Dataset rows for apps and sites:

────────

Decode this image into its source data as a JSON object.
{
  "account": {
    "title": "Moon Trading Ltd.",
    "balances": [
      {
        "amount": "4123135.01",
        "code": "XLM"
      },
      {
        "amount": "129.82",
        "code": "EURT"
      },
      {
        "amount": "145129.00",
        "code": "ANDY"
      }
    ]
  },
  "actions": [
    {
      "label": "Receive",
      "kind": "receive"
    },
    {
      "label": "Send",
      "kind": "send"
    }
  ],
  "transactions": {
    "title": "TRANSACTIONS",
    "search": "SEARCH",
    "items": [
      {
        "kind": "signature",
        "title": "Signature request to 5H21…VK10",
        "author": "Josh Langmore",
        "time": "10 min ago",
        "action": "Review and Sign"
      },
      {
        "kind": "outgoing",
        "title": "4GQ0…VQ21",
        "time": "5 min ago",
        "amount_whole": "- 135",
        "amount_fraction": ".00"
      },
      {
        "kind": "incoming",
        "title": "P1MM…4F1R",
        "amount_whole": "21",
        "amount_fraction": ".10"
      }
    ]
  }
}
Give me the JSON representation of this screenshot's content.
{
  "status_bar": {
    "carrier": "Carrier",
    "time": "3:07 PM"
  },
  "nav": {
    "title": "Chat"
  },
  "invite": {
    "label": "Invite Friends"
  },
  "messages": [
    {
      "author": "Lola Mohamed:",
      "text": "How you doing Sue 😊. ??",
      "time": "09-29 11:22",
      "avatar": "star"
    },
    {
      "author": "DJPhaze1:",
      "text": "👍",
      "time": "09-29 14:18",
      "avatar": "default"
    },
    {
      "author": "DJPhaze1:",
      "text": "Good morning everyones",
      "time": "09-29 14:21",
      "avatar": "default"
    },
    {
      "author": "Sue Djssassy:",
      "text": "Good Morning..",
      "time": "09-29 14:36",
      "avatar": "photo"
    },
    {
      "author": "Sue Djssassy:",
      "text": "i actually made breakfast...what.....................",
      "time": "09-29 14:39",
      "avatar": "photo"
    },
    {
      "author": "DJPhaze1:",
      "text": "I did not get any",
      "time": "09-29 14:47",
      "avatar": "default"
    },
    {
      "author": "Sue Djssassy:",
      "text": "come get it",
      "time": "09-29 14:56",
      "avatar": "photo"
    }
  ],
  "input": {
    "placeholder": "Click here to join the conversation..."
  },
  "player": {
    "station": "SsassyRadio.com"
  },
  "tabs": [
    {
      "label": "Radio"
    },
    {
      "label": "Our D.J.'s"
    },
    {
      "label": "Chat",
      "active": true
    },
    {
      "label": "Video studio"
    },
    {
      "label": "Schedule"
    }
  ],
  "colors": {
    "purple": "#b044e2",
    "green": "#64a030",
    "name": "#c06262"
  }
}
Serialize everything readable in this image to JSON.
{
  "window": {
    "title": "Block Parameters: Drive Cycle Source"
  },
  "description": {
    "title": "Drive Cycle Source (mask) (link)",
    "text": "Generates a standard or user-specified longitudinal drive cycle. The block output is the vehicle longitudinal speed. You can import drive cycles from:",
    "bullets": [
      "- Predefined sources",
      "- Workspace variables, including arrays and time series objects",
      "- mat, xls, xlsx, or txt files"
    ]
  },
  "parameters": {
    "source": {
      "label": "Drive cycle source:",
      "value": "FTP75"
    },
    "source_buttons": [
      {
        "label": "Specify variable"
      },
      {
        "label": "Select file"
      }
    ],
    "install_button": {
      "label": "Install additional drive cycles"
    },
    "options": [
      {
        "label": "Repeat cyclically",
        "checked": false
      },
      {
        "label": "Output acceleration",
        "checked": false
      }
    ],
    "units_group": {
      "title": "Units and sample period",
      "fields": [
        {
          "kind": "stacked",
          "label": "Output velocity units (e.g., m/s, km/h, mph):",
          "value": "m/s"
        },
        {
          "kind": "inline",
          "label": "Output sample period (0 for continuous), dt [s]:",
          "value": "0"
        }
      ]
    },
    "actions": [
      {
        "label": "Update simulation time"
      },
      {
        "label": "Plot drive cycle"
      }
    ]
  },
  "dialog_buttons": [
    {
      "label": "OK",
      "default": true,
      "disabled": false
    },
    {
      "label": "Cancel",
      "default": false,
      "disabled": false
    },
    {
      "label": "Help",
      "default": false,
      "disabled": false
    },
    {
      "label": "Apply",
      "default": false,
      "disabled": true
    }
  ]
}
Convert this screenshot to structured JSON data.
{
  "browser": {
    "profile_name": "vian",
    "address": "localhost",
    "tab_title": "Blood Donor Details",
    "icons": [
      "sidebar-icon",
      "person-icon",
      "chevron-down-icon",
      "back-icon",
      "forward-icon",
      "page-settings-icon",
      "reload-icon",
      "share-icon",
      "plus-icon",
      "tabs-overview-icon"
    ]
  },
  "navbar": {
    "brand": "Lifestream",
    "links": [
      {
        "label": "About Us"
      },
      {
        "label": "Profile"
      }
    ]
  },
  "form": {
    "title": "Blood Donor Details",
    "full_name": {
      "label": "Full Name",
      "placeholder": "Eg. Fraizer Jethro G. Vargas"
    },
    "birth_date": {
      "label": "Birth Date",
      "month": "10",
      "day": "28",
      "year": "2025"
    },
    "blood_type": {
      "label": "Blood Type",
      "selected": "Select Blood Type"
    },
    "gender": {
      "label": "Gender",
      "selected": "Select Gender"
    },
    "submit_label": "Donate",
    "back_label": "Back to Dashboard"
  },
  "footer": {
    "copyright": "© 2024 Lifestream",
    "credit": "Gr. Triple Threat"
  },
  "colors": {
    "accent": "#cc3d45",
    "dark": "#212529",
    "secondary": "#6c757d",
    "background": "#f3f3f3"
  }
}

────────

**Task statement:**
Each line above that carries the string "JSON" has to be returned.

**Response to the exercise:**
Decode this image into its source data as a JSON object.
Give me the JSON representation of this screenshot's content.
Serialize everything readable in this image to JSON.
Convert this screenshot to structured JSON data.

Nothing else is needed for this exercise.